> Work request:
All of the records must come back exactly as they were given.

> Records for processing:
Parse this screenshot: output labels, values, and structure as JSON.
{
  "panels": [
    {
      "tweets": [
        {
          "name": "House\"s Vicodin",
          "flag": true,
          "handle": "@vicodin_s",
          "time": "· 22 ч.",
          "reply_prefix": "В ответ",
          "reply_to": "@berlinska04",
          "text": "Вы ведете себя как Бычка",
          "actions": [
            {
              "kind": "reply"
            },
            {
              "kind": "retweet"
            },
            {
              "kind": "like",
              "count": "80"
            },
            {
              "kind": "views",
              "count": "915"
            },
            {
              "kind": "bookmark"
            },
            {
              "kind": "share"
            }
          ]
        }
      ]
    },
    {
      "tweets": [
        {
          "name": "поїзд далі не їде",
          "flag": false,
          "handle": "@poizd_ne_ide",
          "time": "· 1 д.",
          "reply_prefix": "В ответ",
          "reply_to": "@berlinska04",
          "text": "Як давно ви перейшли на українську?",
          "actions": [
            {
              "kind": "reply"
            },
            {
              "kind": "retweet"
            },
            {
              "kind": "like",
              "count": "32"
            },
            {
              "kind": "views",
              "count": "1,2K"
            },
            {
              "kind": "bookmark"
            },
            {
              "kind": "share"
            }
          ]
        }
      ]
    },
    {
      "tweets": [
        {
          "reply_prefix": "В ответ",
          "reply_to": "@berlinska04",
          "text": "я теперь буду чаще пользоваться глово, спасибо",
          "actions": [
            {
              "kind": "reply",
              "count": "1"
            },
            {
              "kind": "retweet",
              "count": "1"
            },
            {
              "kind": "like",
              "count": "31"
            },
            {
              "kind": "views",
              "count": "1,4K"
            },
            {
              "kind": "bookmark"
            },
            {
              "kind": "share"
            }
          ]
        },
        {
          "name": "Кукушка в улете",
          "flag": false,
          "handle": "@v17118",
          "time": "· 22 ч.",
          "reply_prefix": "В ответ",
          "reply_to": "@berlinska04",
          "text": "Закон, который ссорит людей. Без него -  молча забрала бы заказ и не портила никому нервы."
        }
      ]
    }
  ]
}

> Completed task:
Parse this screenshot: output labels, values, and structure as JSON.
{
  "panels": [
    {
      "tweets": [
        {
          "name": "House\"s Vicodin",
          "flag": true,
          "handle": "@vicodin_s",
          "time": "· 22 ч.",
          "reply_prefix": "В ответ",
          "reply_to": "@berlinska04",
          "text": "Вы ведете себя как Бычка",
          "actions": [
            {
              "kind": "reply"
            },
            {
              "kind": "retweet"
            },
            {
              "kind": "like",
              "count": "80"
            },
            {
              "kind": "views",
              "count": "915"
            },
            {
              "kind": "bookmark"
            },
            {
              "kind": "share"
            }
          ]
        }
      ]
    },
    {
      "tweets": [
        {
          "name": "поїзд далі не їде",
          "flag": false,
          "handle": "@poizd_ne_ide",
          "time": "· 1 д.",
          "reply_prefix": "В ответ",
          "reply_to": "@berlinska04",
          "text": "Як давно ви перейшли на українську?",
          "actions": [
            {
              "kind": "reply"
            },
            {
              "kind": "retweet"
            },
            {
              "kind": "like",
              "count": "32"
            },
            {
              "kind": "views",
              "count": "1,2K"
            },
            {
              "kind": "bookmark"
            },
            {
              "kind": "share"
            }
          ]
        }
      ]
    },
    {
      "tweets": [
        {
          "reply_prefix": "В ответ",
          "reply_to": "@berlinska04",
          "text": "я теперь буду чаще пользоваться глово, спасибо",
          "actions": [
            {
              "kind": "reply",
              "count": "1"
            },
            {
              "kind": "retweet",
              "count": "1"
            },
            {
              "kind": "like",
              "count": "31"
            },
            {
              "kind": "views",
              "count": "1,4K"
            },
            {
              "kind": "bookmark"
            },
            {
              "kind": "share"
            }
          ]
        },
        {
          "name": "Кукушка в улете",
          "flag": false,
          "handle": "@v17118",
          "time": "· 22 ч.",
          "reply_prefix": "В ответ",
          "reply_to": "@berlinska04",
          "text": "Закон, который ссорит людей. Без него -  молча забрала бы заказ и не портила никому нервы."
        }
      ]
    }
  ]
}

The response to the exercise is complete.